Fernando de la Rua, the victor in the recent Argentinean presidential election, will soon have to address the contentious reform of 1988's Coparticipation Law, which stands at the heart of securitization deals for Argentina's provinces.
Under the Coparticipation Law, the federal government transfers more than half of certain coparticipable or "revenue-sharing" taxes to the provinces. On average, these transfers account for 60% of provincial revenues, though some provinces depend on transfers for as much as 90% of their total revenues.
Since 1997 and mainly due to the high interest rates on bank loans, provinces such as Tucuman and Santiago del Estero have securitized their coparticipation tax-revenues in order to refinance existing debt.
Official drafts amending the Coparticipation Law are currently under discussion among the governors and the Ministry of Economy. The proposed amendments range from an overhaul of the law to a cap on the financing and some debt restructuring.

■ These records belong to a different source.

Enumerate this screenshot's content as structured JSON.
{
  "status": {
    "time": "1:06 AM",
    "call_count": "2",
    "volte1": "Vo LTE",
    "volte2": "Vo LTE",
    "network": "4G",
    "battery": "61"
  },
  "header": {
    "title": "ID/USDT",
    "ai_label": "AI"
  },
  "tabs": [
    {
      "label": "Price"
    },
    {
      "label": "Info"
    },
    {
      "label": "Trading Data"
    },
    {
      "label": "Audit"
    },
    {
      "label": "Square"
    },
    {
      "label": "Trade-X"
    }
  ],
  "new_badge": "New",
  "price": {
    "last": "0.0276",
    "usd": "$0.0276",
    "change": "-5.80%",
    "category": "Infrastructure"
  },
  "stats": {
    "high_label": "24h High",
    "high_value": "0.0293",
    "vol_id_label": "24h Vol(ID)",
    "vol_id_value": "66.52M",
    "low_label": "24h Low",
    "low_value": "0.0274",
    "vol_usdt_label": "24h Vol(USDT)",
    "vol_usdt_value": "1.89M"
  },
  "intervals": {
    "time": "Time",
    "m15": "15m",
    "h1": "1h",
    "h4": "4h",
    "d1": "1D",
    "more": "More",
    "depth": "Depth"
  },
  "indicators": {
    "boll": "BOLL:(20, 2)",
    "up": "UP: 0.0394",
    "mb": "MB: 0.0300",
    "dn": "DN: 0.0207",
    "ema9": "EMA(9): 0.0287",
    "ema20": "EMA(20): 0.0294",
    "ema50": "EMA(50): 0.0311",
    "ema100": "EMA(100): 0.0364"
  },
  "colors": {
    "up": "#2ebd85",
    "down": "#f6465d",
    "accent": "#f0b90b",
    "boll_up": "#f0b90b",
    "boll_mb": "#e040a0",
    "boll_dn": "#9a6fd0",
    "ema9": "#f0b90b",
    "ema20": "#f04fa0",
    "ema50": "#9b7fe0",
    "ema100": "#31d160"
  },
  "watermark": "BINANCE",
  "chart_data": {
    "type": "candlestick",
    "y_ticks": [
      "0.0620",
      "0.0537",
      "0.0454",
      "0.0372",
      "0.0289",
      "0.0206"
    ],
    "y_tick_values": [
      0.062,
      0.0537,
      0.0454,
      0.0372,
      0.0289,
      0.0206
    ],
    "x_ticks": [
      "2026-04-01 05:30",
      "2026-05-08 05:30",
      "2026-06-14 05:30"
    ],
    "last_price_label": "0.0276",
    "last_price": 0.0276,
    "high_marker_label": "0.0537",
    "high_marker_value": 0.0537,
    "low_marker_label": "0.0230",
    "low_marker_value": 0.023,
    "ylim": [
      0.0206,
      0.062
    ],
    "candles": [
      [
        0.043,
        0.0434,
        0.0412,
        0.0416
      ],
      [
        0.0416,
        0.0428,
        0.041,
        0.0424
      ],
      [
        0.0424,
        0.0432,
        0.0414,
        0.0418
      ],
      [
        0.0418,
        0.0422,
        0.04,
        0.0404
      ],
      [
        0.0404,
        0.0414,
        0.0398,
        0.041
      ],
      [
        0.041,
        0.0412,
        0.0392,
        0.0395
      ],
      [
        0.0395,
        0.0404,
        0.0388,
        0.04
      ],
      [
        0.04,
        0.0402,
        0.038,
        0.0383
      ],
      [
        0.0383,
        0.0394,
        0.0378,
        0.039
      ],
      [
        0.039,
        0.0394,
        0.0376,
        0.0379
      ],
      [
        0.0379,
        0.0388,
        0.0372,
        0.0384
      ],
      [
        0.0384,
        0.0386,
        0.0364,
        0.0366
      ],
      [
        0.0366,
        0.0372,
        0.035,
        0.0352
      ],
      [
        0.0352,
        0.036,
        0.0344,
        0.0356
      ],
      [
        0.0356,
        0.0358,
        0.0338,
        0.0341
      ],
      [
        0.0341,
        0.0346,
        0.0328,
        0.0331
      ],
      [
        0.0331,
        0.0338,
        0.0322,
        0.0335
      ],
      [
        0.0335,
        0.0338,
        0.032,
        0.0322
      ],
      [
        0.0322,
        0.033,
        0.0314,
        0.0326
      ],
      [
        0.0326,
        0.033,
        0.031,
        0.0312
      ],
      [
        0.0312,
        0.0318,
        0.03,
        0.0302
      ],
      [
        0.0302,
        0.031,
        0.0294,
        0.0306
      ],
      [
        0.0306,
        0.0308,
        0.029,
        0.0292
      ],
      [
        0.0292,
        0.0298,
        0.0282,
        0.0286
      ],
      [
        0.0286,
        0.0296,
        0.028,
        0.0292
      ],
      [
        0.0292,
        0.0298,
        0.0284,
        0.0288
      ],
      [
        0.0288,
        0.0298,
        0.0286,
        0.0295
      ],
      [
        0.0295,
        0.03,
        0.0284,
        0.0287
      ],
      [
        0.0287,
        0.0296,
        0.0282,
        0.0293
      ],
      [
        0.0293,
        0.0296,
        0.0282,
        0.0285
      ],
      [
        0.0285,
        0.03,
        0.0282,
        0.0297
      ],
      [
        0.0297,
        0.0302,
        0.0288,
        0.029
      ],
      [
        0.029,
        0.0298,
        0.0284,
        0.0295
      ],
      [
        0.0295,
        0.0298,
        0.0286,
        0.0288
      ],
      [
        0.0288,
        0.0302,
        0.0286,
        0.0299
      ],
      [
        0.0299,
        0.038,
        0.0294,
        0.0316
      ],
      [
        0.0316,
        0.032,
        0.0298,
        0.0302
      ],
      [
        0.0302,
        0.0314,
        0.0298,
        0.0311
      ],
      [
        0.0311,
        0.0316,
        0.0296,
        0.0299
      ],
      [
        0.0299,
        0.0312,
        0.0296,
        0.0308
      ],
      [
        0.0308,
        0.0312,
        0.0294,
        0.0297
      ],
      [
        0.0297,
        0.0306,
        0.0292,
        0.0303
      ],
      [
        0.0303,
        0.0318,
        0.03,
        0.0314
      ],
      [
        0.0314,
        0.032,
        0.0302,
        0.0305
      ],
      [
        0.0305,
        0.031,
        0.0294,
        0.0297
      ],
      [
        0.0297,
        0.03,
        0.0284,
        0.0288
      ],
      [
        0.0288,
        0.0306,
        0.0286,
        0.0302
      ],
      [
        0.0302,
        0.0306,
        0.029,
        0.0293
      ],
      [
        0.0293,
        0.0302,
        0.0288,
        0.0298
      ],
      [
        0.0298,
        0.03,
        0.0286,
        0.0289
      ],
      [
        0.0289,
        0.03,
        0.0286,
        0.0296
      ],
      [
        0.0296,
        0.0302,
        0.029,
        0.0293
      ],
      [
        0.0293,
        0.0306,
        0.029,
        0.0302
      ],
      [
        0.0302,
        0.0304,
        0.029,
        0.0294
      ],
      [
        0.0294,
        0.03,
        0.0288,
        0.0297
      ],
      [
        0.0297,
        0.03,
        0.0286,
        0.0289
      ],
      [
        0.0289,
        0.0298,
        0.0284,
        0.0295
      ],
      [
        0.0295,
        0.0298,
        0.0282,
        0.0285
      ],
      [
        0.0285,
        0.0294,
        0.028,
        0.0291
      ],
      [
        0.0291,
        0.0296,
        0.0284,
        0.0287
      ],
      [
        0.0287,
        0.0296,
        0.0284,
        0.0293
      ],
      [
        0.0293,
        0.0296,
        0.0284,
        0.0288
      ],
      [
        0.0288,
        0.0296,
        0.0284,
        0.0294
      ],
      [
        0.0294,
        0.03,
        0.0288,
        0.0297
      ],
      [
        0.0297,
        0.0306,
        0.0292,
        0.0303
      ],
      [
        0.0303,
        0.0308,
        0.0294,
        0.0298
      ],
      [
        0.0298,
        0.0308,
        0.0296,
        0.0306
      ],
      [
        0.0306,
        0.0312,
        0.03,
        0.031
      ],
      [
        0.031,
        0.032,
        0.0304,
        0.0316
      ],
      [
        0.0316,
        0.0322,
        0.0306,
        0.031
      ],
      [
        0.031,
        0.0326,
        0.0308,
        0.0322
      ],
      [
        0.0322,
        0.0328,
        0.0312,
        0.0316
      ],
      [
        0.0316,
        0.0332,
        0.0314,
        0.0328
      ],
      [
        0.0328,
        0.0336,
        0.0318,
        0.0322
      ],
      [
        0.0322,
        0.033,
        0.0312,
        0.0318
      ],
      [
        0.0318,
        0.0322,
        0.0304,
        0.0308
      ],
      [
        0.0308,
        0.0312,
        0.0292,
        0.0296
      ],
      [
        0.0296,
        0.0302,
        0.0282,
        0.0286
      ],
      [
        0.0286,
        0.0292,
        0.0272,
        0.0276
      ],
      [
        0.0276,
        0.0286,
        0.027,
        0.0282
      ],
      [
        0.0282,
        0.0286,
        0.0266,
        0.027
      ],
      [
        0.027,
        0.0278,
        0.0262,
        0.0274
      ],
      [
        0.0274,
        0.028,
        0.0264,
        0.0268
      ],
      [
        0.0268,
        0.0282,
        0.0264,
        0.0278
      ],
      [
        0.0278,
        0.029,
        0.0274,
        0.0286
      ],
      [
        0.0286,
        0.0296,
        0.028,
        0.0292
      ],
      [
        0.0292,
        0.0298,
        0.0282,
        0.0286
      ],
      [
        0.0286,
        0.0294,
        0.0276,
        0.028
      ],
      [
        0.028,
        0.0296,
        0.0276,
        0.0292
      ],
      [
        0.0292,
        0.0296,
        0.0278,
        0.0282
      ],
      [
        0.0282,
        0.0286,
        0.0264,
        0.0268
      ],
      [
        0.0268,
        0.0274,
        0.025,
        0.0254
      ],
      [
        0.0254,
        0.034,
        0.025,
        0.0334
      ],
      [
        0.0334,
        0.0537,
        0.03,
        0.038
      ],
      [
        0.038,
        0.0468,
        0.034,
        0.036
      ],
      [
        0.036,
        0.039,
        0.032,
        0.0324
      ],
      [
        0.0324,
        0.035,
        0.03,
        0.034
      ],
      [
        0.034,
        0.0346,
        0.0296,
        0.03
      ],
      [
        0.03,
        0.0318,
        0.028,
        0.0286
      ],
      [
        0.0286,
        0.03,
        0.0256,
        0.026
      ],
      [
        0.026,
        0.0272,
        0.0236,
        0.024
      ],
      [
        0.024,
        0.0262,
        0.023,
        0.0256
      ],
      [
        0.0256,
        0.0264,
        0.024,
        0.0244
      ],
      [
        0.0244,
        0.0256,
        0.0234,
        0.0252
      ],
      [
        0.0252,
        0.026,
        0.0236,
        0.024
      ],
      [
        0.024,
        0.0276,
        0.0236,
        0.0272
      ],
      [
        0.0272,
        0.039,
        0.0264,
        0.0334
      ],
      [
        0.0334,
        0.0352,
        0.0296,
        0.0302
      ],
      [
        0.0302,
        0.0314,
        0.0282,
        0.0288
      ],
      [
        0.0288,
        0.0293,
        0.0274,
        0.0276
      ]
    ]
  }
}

Some sources suggested that an overhaul of the tax system, combined with the generally poor state of some provinces' finances, could affect outstanding securitizations backed by coparticipation tax-revenues. Others feel that these fears are overblown.
"The amount of coparticipation taxes transferred to the provinces are set-in stone," said Gersan Zurita, head of public finance at Duff & Phelps. "They were established by verbal agreements between the provincial authorities and the federal government. So the political consequences of any reductions in the transfers could bring about severe consequences that no government is likely to want."
Indeed, the law is so politically charged that despite a constitutional mandate to amend it the Menem administration had still to make changes by the time of the election. Moreover, it remains unclear whether a new bill will be introduced to the senate prior to the administrative changeover on December 10.
Besides the fact that the provinces' representatives in the senate are likely to block any attempt to reduce their share of national tax-revenues, there is the question of whether the federal government would ever let a province default, given the consequences for the country's credit standing.
"All deals issued in dollars have to be approved by the government and banks will mention that as a strengthening element when they promote the transactions," said a source familiar with the deals for Tucuman and Santiago del Estero. "As a result, though the federal government would not bear legal responsibility if a province defaults on a deal backed by coparticipation taxes, its will reflect badly on its image."
According to Zurita, the real risk associated with the coparticipation ABS deals is the possibility of amendments to the 1994 Argentine Constitution that mandates a new co-participation regime, but one that cannot reduce the peso flows to the provinces. "We believe that the current changes will not affect the cash flows to the provinces and will modernize the coparticipation law. That could have a positive effect on the outstanding securitizations and add safety to the deals' structures," he said.